What a refreshing thought when one stops for a minute to ponder that, so far as memory serves, such a system has not led to any scandals in Virginia. Total transparency between donors and recipients, actual dollar amounts and specific goodies received are all put into the public domain for anyone to see, report and contemplate.
The major political parties have been fighting such rules since the 1974 Federal Campaign Act was signed into law to, basically, maintain some political advantages and loopholes. The sad fact is that, with approval by the Supreme Court, the only losers have been the American people and the First Amendment.
That said, the reality is that the large percentage of lobbyists (like journalists and government workers) are honest, good people. So the Abramoff’s of this world really stink up the joints for all of us.
So it’s rather ironic really when one considers that it’s been under conservative Republican rule in the last few years that produced the McCain-Feingold legislation to supposedly — yet again — clean up campaign finance rules. Anyone remember the much-ballyhooed 527 political action committees?
Like prostitution, politics is as old as human kind. Maybe not much of a difference but the fact remains that each generation has seen its fair share of hookers and money scandals. And though laws are on the books to outlaw prostitution (except in certain locales in Nevada), no one has given serious consideration to outlawing politicians.
Instead, we’ve seen laws passed to protect pols from themselves and, arguably, to protect us from them. The sad fact is that our free speech rights to “speak” via political contributions — whether individually or in groups — have been abridged. Congress and the courts have theorized that losing some of these rights is okay if it’s in the greater interest of the body politic. Something about a camel’s nose in the tent springs to mind.
The result has been a body of laws, regulations and rulings that even experts in campaign finance and ethics law find confusing. So, how about trying something Virginia knows works?

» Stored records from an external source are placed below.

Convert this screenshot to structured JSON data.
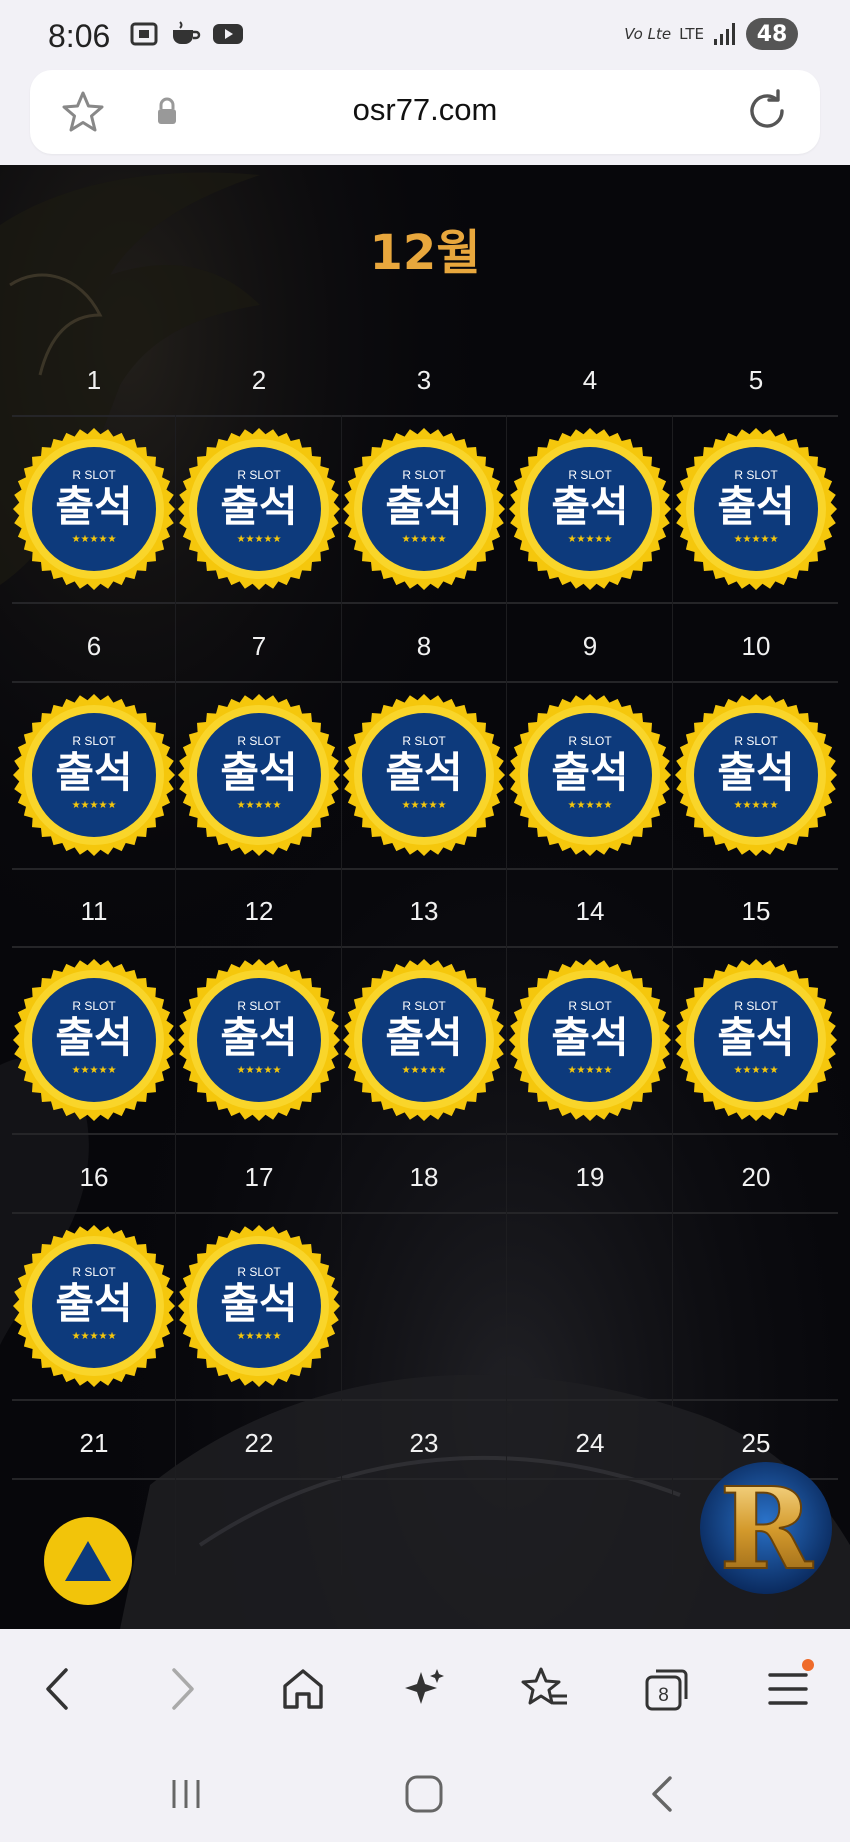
{
  "status_bar": {
    "time": "8:06",
    "volte": "Vo Lte",
    "network": "LTE",
    "battery": "48",
    "left_icons": [
      "screenshot-icon",
      "coffee-icon",
      "youtube-icon"
    ]
  },
  "url_bar": {
    "domain": "osr77.com"
  },
  "calendar": {
    "month_label": "12월",
    "badge": {
      "brand": "R SLOT",
      "text": "출석",
      "stars": "★★★★★"
    },
    "days": [
      "1",
      "2",
      "3",
      "4",
      "5",
      "6",
      "7",
      "8",
      "9",
      "10",
      "11",
      "12",
      "13",
      "14",
      "15",
      "16",
      "17",
      "18",
      "19",
      "20",
      "21",
      "22",
      "23",
      "24",
      "25"
    ],
    "attended_count": 17
  },
  "floating": {
    "logo_letter": "R"
  },
  "browser_nav": {
    "tab_count": "8",
    "items": [
      "back-button",
      "forward-button",
      "home-button",
      "ai-sparkle-button",
      "bookmarks-button",
      "tabs-button",
      "menu-button"
    ]
  },
  "colors": {
    "page_bg": "#07070b",
    "month": "#e8a73d",
    "badge_ring": "#f5c70c",
    "badge_center": "#0d3a7c",
    "scroll_top": "#f2c40a",
    "notification": "#ef6b2a"
  }
}
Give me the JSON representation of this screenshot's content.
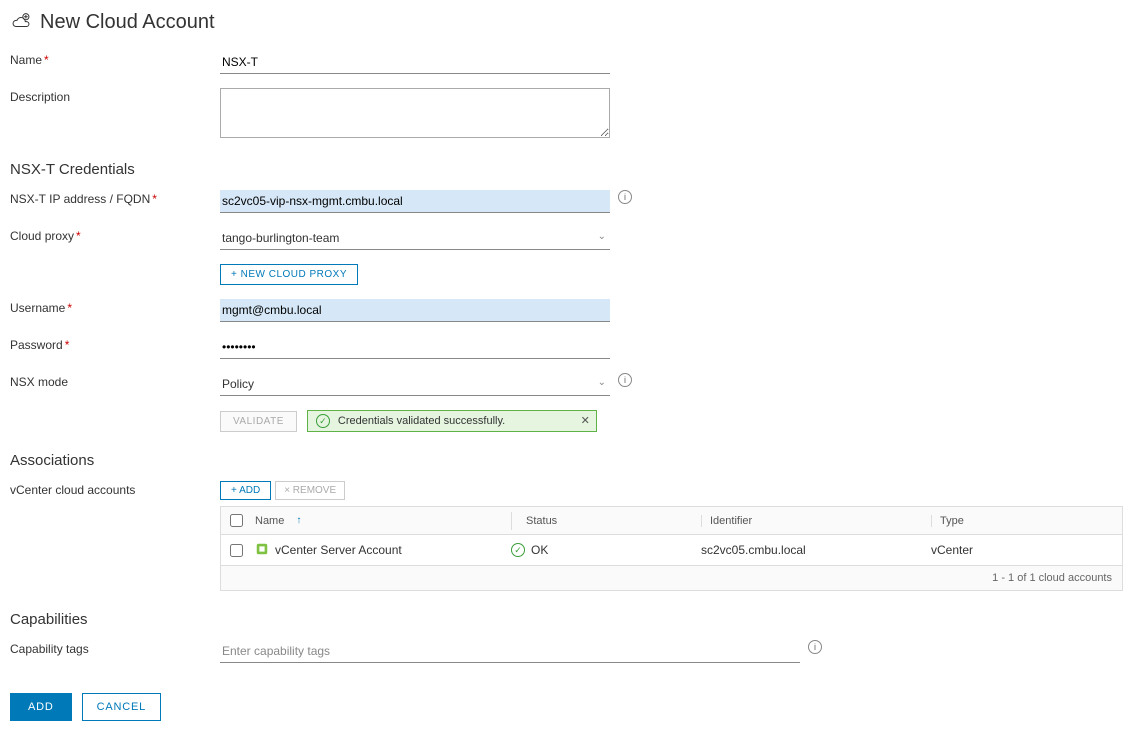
{
  "title": "New Cloud Account",
  "fields": {
    "name_label": "Name",
    "name_value": "NSX-T",
    "description_label": "Description",
    "description_value": ""
  },
  "creds": {
    "section": "NSX-T Credentials",
    "fqdn_label": "NSX-T IP address / FQDN",
    "fqdn_value": "sc2vc05-vip-nsx-mgmt.cmbu.local",
    "proxy_label": "Cloud proxy",
    "proxy_value": "tango-burlington-team",
    "new_proxy_btn": "+ New Cloud Proxy",
    "username_label": "Username",
    "username_value": "mgmt@cmbu.local",
    "password_label": "Password",
    "password_value": "••••••••",
    "mode_label": "NSX mode",
    "mode_value": "Policy",
    "validate_btn": "Validate",
    "validate_msg": "Credentials validated successfully."
  },
  "assoc": {
    "section": "Associations",
    "label": "vCenter cloud accounts",
    "add_btn": "+ Add",
    "remove_btn": "× Remove",
    "cols": {
      "name": "Name",
      "status": "Status",
      "identifier": "Identifier",
      "type": "Type"
    },
    "rows": [
      {
        "name": "vCenter Server Account",
        "status": "OK",
        "identifier": "sc2vc05.cmbu.local",
        "type": "vCenter"
      }
    ],
    "footer": "1 - 1 of 1 cloud accounts"
  },
  "caps": {
    "section": "Capabilities",
    "label": "Capability tags",
    "placeholder": "Enter capability tags"
  },
  "footer": {
    "add": "ADD",
    "cancel": "CANCEL"
  }
}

Simply allow any American to givetoanypolitician(or wannabe) as much money as they want. And let anyone buy any politician or senior staff anything of value — including a Rolls Royce or a yacht a la the Cunningham fiasco. Just make it all public within 30 days down to the last penny.

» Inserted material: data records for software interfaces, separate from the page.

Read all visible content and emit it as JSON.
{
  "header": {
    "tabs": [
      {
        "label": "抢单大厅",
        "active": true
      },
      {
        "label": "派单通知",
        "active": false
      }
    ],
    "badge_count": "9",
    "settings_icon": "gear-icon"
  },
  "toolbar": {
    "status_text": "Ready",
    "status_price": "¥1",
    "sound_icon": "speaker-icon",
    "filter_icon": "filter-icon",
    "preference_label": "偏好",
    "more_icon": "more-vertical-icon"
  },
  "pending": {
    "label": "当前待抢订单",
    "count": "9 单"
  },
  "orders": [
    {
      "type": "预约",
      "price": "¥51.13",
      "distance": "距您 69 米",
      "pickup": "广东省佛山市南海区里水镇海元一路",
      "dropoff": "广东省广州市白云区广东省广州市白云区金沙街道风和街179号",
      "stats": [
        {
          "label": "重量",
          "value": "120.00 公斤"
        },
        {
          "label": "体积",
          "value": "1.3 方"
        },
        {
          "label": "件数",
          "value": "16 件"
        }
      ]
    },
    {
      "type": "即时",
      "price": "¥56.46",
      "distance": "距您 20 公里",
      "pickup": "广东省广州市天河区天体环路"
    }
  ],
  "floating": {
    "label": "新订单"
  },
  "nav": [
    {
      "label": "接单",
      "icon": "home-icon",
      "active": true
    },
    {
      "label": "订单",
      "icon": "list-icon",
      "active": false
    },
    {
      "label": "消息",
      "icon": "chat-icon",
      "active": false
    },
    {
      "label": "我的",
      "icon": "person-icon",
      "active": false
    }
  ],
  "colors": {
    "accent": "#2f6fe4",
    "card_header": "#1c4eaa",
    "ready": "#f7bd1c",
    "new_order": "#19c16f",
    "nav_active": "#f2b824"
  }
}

“Oh my God,” I can hear naysayers scream, “you can’t do that! Then the millionaires would buy up every politician and the little people would get suckered!” Really?
Consider the scores of millions spent by the likes of New Jersey Gov. John Corzine for his state’s top job (and previously for the Senate seat), and New York Mayor Michael Bloomberg’s lavish spending — twice. Obviously, people can made up their minds when there’s full public disclosure.
When the Republicans took over Congress in 1994 they promised to clean up the culture of corruption in Washington after 40 years of Democrat power. They promised to apply the laws of the land to themselves. They promised to live by the spirit of ethics, not just the rules. And Democrats joined them gladly after the myriad scandals from the late 1980s into the early 1990s.
The simplicity of the GOP “Contract with America” was its appeal. Republicans gambled that the public would support such common sense rules. They believed in the power of the people. So how about trusting the people yet again? We’re all not as stupid as lawmakers or interest groups make us out to be.
Rep. David Drier, the California Republican who chairs the House Rules Committee, has been tasked by Speaker Dennis Hassert to come up with some lobbying rule changes. How about this David — just scrap all the rules and truly shine the light on all that hidden money giving. Make it all public.
Paul M. Rodriguez, the former managing editor of Insight magazine, is a media and public affairs consultant in Washington.